The Chinese version of TikTok, known as Douyin, has set a time limit of 40 minutes per day for children, as well as prohibiting overnight use.
Users under the age of 14 who have “real name authenticated” accounts will be automatically enrolled in a new “youth mode,” according to parent company ByteDance.
Between the hours of 10 p.m. and 6 a.m., youth mode users will be prohibited from using the app.
Douyin and TikTok, which are both owned by Beijing-based ByteDance, provide users with an endless scroll of algorithmically optimized videos. In fact, they even have same logos.
However, while Douyin is partially owned by the Chinese government and targeted at domestic Chinese users, TikTok is available internationally and has less stringent content moderation rules.
The Chinese government is attempting to reduce the amount of time children and teenagers spend online, and Douyin’s new restrictions are part of that effort.
Government regulators banned minors from playing online video games during school hours and limited weekend usage to one hour per day in August. Online games have been branded as “spiritual opium” that threatens to “destroy a generation” by state-run media.
China is pressuring game developers and social media companies to require all users to link their real names to their accounts in order to enforce gaming and social media restrictions.
Douyin encouraged parents to “help their children complete real-name authentication” in its announcement of “youth mode,” but did not appear to require it.
According to ByteDance, children who use Douyin will be shown educational content such as “novel and interesting popular science experiments, exhibitions in museums and galleries, beautiful scenery across the country, explanations of historical knowledge, and so on.”
Since April, when a state entity took a board seat and a 1% stake in Beijing ByteDance Technology, the Chinese government has had a partial control over Douyin.

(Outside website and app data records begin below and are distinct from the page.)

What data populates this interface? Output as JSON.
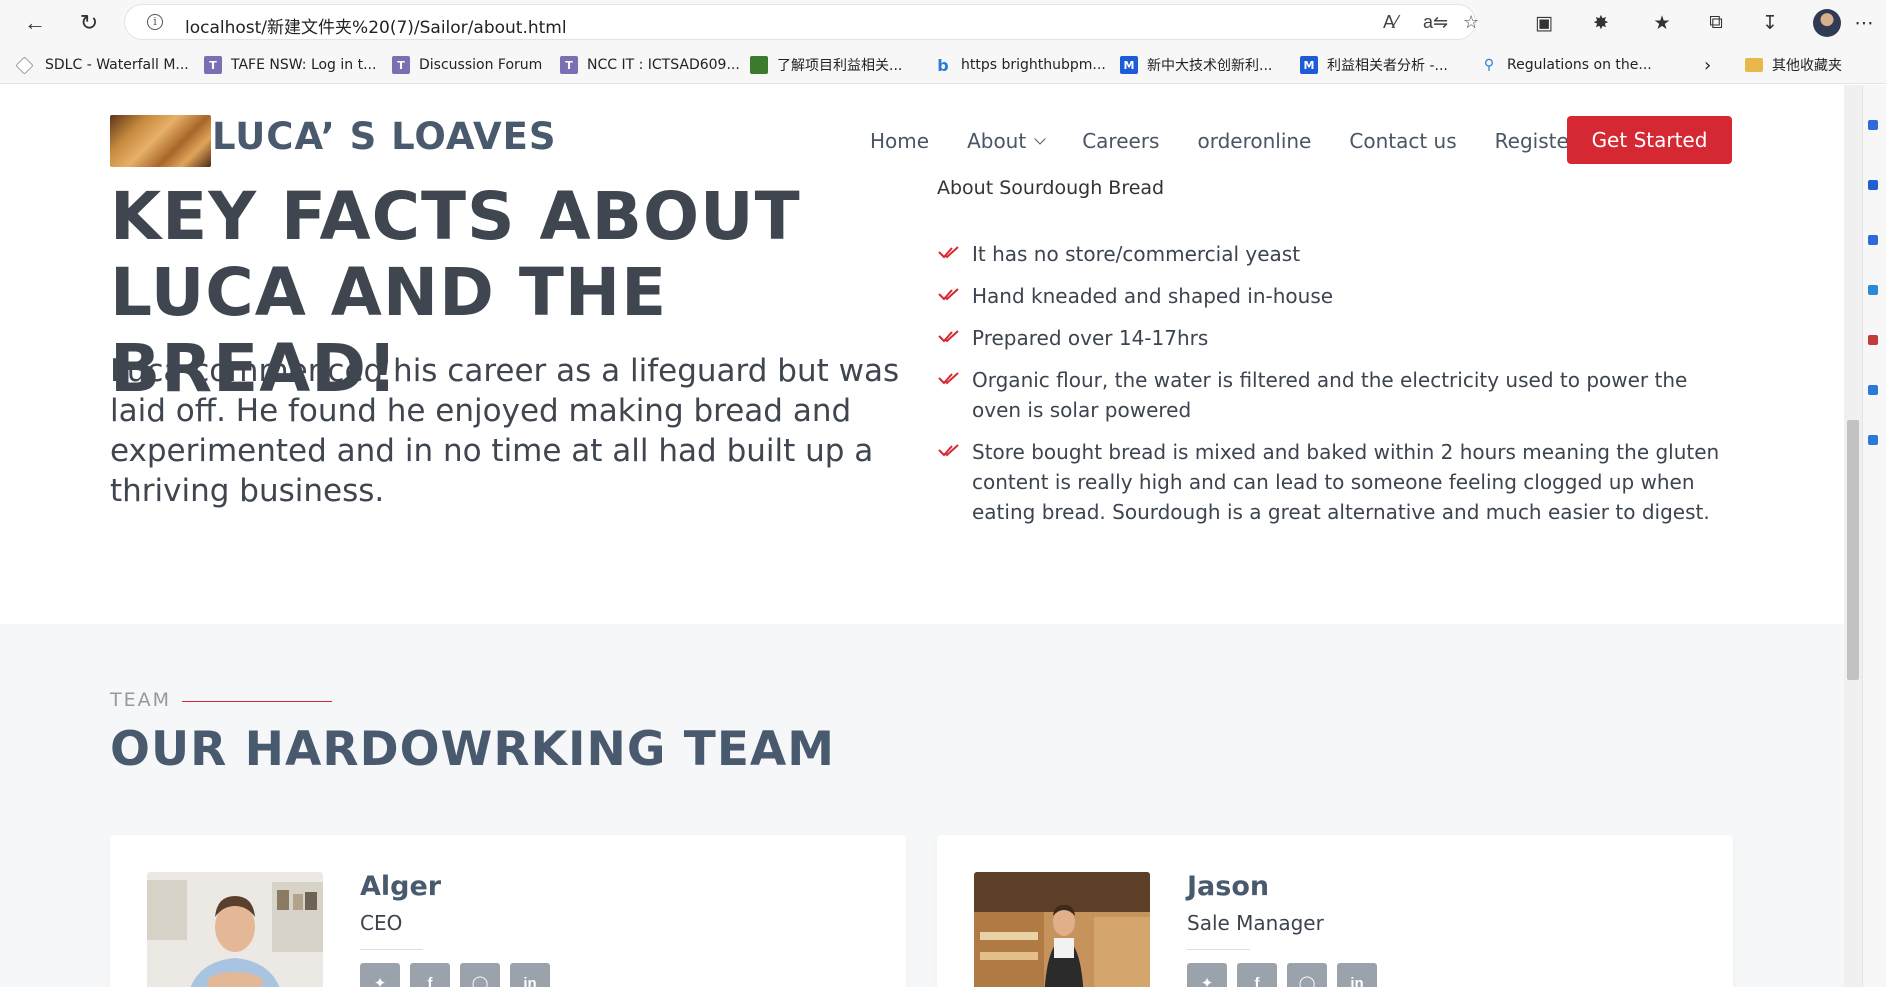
{
  "browser": {
    "url": "localhost/新建文件夹%20(7)/Sailor/about.html",
    "bookmarks": [
      {
        "label": "SDLC - Waterfall M...",
        "icon": "sdlc-favicon"
      },
      {
        "label": "TAFE NSW: Log in t...",
        "icon": "tafe-favicon"
      },
      {
        "label": "Discussion Forum",
        "icon": "tafe-favicon"
      },
      {
        "label": "NCC IT : ICTSAD609...",
        "icon": "tafe-favicon"
      },
      {
        "label": "了解项目利益相关...",
        "icon": "green-favicon"
      },
      {
        "label": "https brighthubpm...",
        "icon": "bing-favicon"
      },
      {
        "label": "新中大技术创新利...",
        "icon": "m-favicon"
      },
      {
        "label": "利益相关者分析 -...",
        "icon": "m-favicon"
      },
      {
        "label": "Regulations on the...",
        "icon": "search-favicon"
      }
    ],
    "other_bookmarks": "其他收藏夹"
  },
  "site": {
    "logo_text": "LUCA’ S LOAVES",
    "nav": {
      "home": "Home",
      "about": "About",
      "careers": "Careers",
      "orderonline": "orderonline",
      "contact": "Contact us",
      "register": "Register"
    },
    "cta": "Get Started"
  },
  "key_facts": {
    "partial_heading": "About Sourdough Bread",
    "title": "KEY FACTS ABOUT LUCA AND THE BREAD!",
    "story": "Luca commenced his career as a lifeguard but was laid off. He found he enjoyed making bread and experimented and in no time at all had built up a thriving business.",
    "facts": [
      "It has no store/commercial yeast",
      "Hand kneaded and shaped in-house",
      "Prepared over 14-17hrs",
      "Organic flour, the water is filtered and the electricity used to power the oven is solar powered",
      "Store bought bread is mixed and baked within 2 hours meaning the gluten content is really high and can lead to someone feeling clogged up when eating bread. Sourdough is a great alternative and much easier to digest."
    ]
  },
  "team": {
    "eyebrow": "TEAM",
    "title": "OUR HARDOWRKING TEAM",
    "members": [
      {
        "name": "Alger",
        "role": "CEO"
      },
      {
        "name": "Jason",
        "role": "Sale Manager"
      }
    ]
  },
  "colors": {
    "accent": "#d62833",
    "heading": "#4a5a6e",
    "section_bg": "#f6f7f9"
  }
}
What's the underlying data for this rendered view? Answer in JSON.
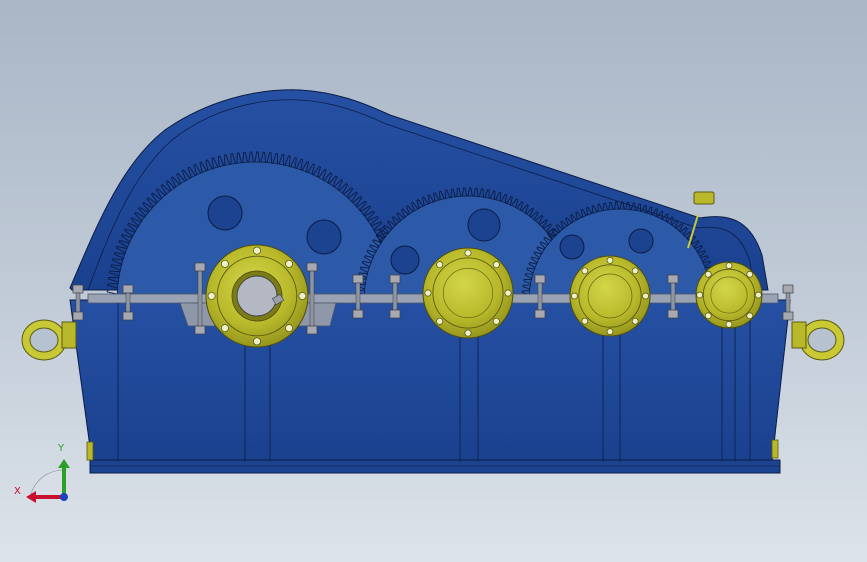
{
  "viewport": {
    "background_top": "#a9b6c6",
    "background_bottom": "#dde3ea"
  },
  "colors": {
    "housing_blue": "#1f4a9c",
    "housing_dark": "#163b82",
    "gear_blue": "#2d5aa8",
    "flange_yellow": "#b8b82a",
    "flange_dark": "#8e8e1c",
    "bolt_gray": "#a8a8b0",
    "joint_gray": "#9aa3b4",
    "axis_x": "#c8102e",
    "axis_y": "#2aa02a",
    "axis_z": "#1f3fbf"
  },
  "model": {
    "name_icon": "gearbox-3d-model-icon"
  },
  "triad": {
    "x_label": "X",
    "y_label": "Y"
  }
}
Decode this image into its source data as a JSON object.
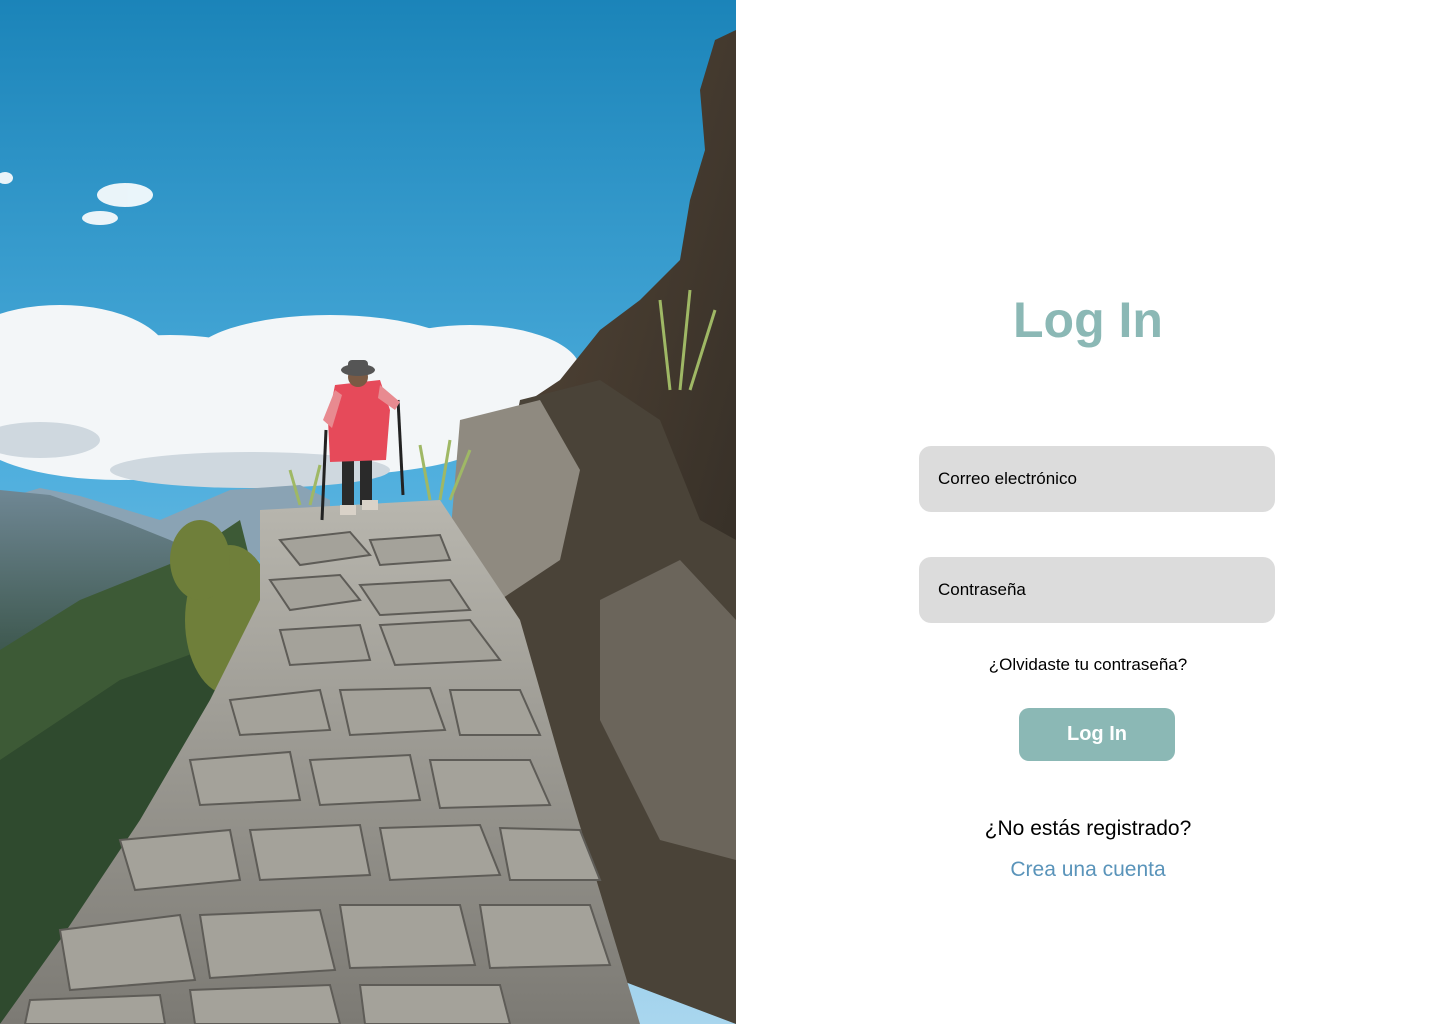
{
  "hero": {
    "image": "mountain-stone-trail-hiker-photo"
  },
  "login": {
    "title": "Log In",
    "email_placeholder": "Correo electrónico",
    "password_placeholder": "Contraseña",
    "forgot_password": "¿Olvidaste tu contraseña?",
    "submit_label": "Log In",
    "register_question": "¿No estás registrado?",
    "create_account": "Crea una cuenta"
  },
  "colors": {
    "accent": "#8BB8B5",
    "input_bg": "#DCDCDC",
    "link": "#5A94BA",
    "text": "#000000",
    "background": "#FFFFFF"
  }
}
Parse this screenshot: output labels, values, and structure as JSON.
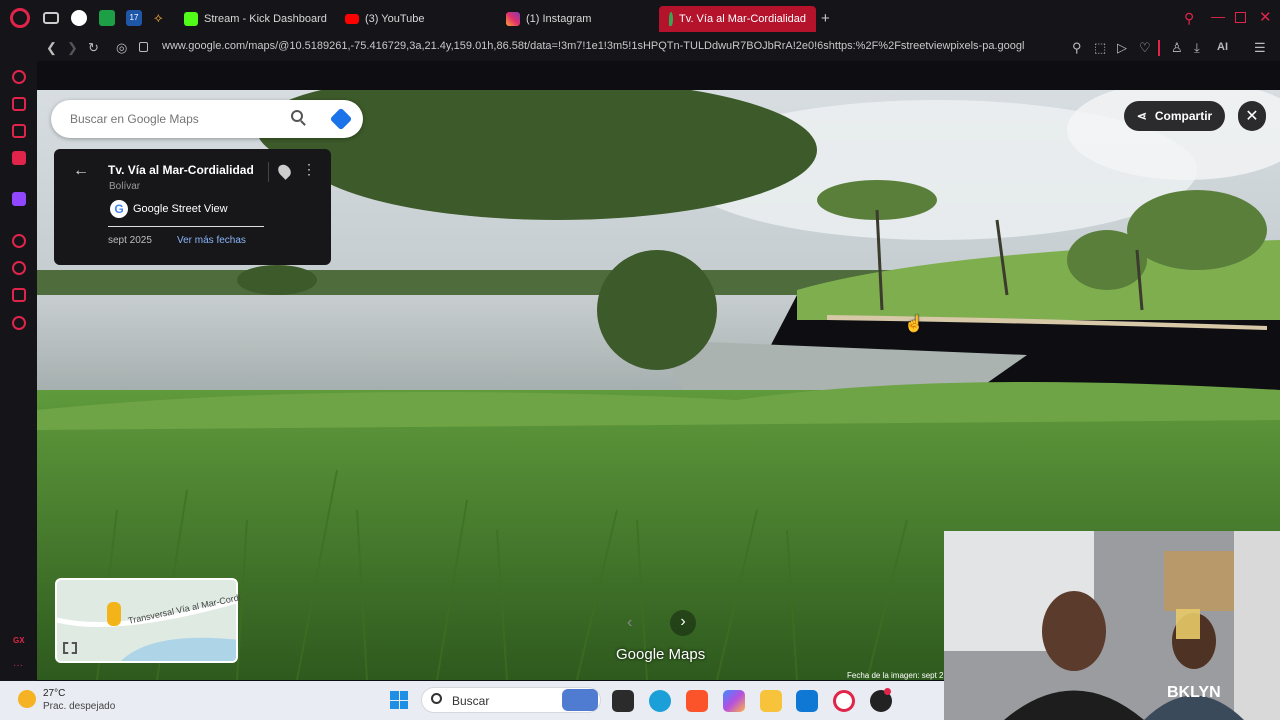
{
  "tabs": [
    {
      "label": "Stream - Kick Dashboard",
      "color": "#53fc18"
    },
    {
      "label": "(3) YouTube",
      "color": "#ff0000"
    },
    {
      "label": "(1) Instagram",
      "color": "#e1306c"
    },
    {
      "label": "Tv. Vía al Mar-Cordialidad",
      "color": "#34a853",
      "active": true
    }
  ],
  "address": {
    "url": "www.google.com/maps/@10.5189261,-75.416729,3a,21.4y,159.01h,86.58t/data=!3m7!1e1!3m5!1sHPQTn-TULDdwuR7BOJbRrA!2e0!6shttps:%2F%2Fstreetviewpixels-pa.googl",
    "ai_label": "AI"
  },
  "maps": {
    "search_placeholder": "Buscar en Google Maps",
    "place_title": "Tv. Vía al Mar-Cordialidad",
    "place_region": "Bolívar",
    "source_label": "Google Street View",
    "date": "sept 2025",
    "more_dates": "Ver más fechas",
    "share_label": "Compartir",
    "minimap_road": "Transversal Vía al Mar-Cordi",
    "brand": "Google Maps",
    "image_date": "Fecha de la imagen: sept 2"
  },
  "sidebar": {
    "gx_label": "GX",
    "more": "···"
  },
  "taskbar": {
    "weather_temp": "27°C",
    "weather_desc": "Prac. despejado",
    "search_label": "Buscar"
  },
  "webcam": {
    "shirt_text": "BKLYN"
  },
  "colors": {
    "accent": "#e0244a",
    "tab_active": "#b5122b",
    "maps_blue": "#1a73e8"
  }
}
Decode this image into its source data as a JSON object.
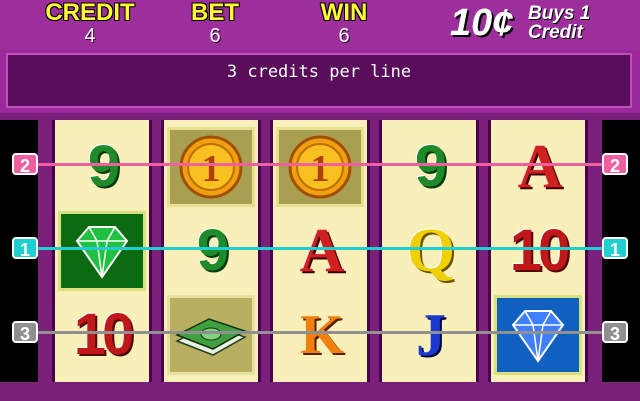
{
  "header": {
    "credit": {
      "label": "CREDIT",
      "value": "4"
    },
    "bet": {
      "label": "BET",
      "value": "6"
    },
    "win": {
      "label": "WIN",
      "value": "6"
    },
    "denomination": {
      "amount": "10¢",
      "line1": "Buys 1",
      "line2": "Credit"
    }
  },
  "message": "3 credits per line",
  "paylines": [
    {
      "number": "2",
      "color": "#f060a0"
    },
    {
      "number": "1",
      "color": "#20d0d0"
    },
    {
      "number": "3",
      "color": "#909090"
    }
  ],
  "reels": [
    [
      "9",
      "green-gem",
      "10"
    ],
    [
      "coin-1",
      "9",
      "money-stack"
    ],
    [
      "coin-1",
      "A",
      "K"
    ],
    [
      "9",
      "Q",
      "J"
    ],
    [
      "A",
      "10",
      "blue-gem"
    ]
  ],
  "symbols": {
    "nine": "9",
    "ten": "10",
    "ace": "A",
    "queen": "Q",
    "king": "K",
    "jack": "J",
    "coin": "1"
  }
}
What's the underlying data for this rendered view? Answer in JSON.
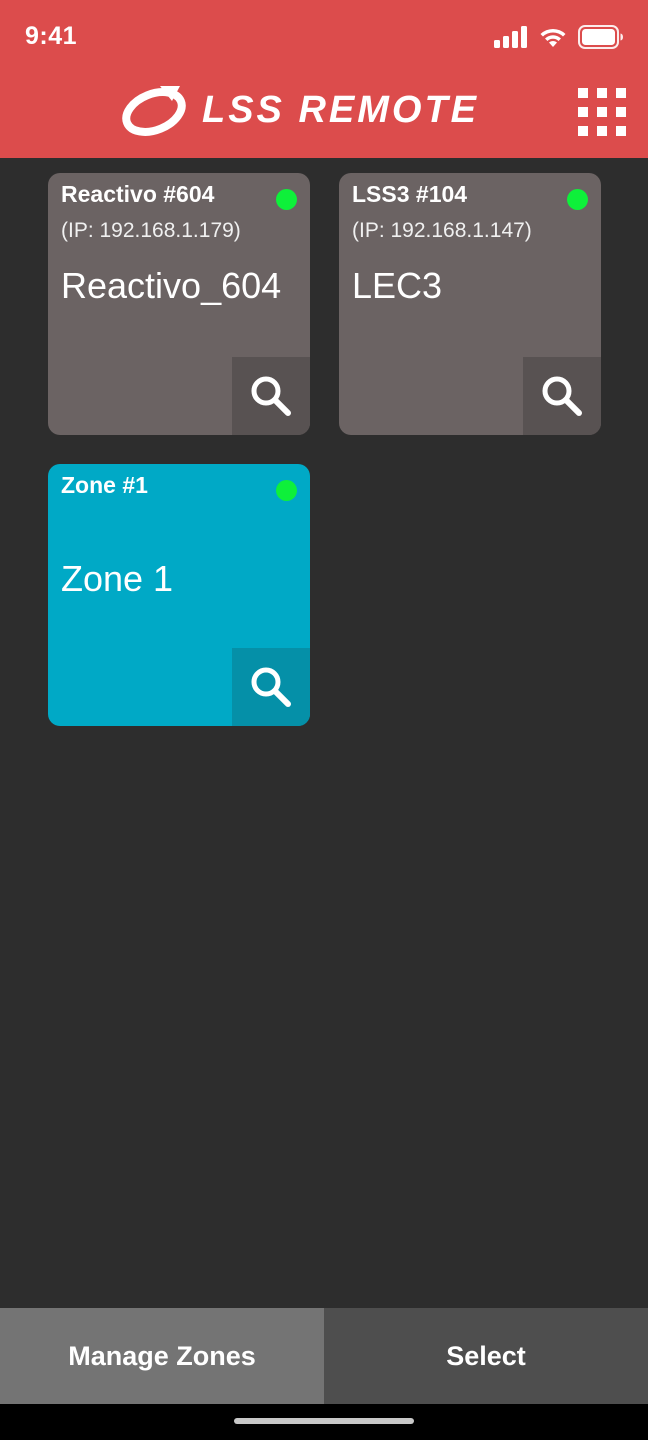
{
  "status_bar": {
    "time": "9:41",
    "icons": [
      "signal-icon",
      "wifi-icon",
      "battery-icon"
    ]
  },
  "header": {
    "brand": "LSS REMOTE",
    "menu_icon": "grid-icon",
    "background_color": "#dc4c4c"
  },
  "devices": [
    {
      "title": "Reactivo #604",
      "ip": "(IP: 192.168.1.179)",
      "name": "Reactivo_604",
      "status_color": "#0ef03a"
    },
    {
      "title": "LSS3 #104",
      "ip": "(IP: 192.168.1.147)",
      "name": "LEC3",
      "status_color": "#0ef03a"
    }
  ],
  "zones": [
    {
      "title": "Zone #1",
      "name": "Zone 1",
      "status_color": "#0ef03a",
      "background_color": "#00a9c6"
    }
  ],
  "footer": {
    "manage_label": "Manage Zones",
    "select_label": "Select"
  }
}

Beijing ByteDance is in charge of the company’s Chinese apps, such as Douyin, but it is distinct from ByteDance, which controls TikTok and is based in the Cayman Islands, according to the company.
However, some critics in the United States have slammed the distinction and urged Vice President Joe Biden to revive a Trump-era effort to ban the app.
“The Biden administration can no longer pretend that TikTok is not beholden to the Chinese Communist Party,” Sen. Marco Rubio, a Republican from Florida, said in August. “Beijing’s aggressiveness makes clear that the regime sees TikTok as an extension of the party-state, and the US needs to treat it that way.”